Instructions for the task:
Count how many lines of the material hold "screenshot". Respond with that number alone.

Data shown:

>>>>>

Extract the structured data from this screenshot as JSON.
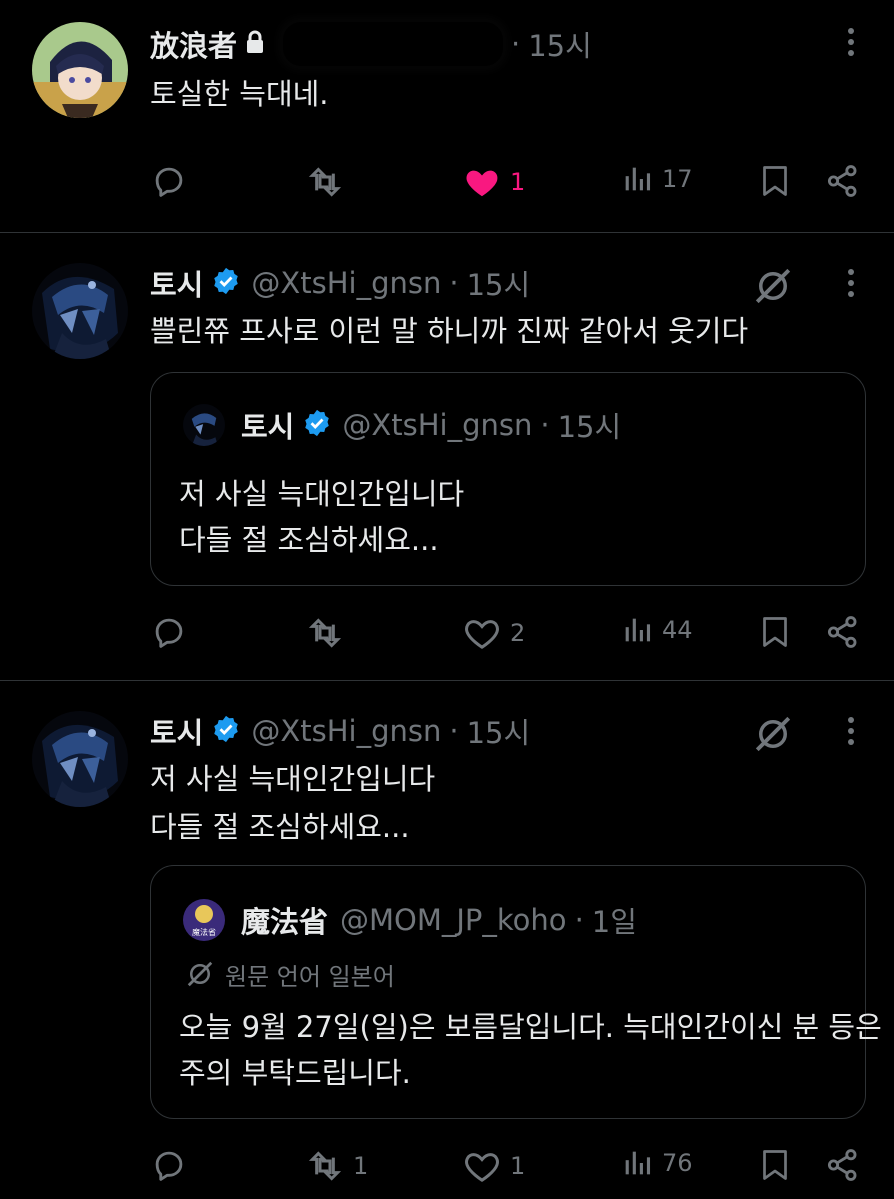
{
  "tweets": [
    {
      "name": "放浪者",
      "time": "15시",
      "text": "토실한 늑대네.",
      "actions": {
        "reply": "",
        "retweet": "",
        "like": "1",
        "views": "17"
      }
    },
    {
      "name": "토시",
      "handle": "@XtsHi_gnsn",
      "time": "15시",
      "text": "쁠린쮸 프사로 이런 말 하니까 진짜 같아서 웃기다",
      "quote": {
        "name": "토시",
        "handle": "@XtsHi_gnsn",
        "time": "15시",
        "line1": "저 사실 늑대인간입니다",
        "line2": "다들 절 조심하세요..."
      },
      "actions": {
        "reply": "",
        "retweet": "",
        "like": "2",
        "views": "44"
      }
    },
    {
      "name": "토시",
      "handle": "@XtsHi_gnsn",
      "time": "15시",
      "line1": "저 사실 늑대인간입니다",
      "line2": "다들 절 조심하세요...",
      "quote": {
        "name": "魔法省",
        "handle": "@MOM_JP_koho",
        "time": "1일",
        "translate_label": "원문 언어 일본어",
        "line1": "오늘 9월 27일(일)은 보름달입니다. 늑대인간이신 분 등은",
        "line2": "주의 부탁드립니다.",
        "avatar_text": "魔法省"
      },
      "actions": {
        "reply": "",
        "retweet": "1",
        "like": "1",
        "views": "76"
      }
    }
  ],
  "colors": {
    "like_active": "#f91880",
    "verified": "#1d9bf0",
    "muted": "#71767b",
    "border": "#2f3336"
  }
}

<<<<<
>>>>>

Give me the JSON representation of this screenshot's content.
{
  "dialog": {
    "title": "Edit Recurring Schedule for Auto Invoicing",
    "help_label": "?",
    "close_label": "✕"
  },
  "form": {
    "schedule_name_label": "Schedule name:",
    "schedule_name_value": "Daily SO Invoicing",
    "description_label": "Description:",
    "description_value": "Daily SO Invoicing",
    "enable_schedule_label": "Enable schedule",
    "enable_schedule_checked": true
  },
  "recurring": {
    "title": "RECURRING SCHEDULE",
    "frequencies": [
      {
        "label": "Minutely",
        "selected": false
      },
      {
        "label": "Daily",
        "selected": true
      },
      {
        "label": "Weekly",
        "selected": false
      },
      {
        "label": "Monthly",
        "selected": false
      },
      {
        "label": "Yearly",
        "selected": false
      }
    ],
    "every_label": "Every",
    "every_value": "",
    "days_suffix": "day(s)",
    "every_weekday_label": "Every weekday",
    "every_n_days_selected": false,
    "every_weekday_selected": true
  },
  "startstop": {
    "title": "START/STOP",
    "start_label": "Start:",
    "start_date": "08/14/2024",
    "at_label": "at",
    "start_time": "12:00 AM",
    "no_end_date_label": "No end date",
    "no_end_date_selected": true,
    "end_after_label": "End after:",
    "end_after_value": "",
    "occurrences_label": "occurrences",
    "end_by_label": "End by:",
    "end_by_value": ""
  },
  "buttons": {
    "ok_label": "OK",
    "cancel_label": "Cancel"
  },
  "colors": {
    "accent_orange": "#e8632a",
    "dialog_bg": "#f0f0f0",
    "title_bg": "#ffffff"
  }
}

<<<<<

Task result:
2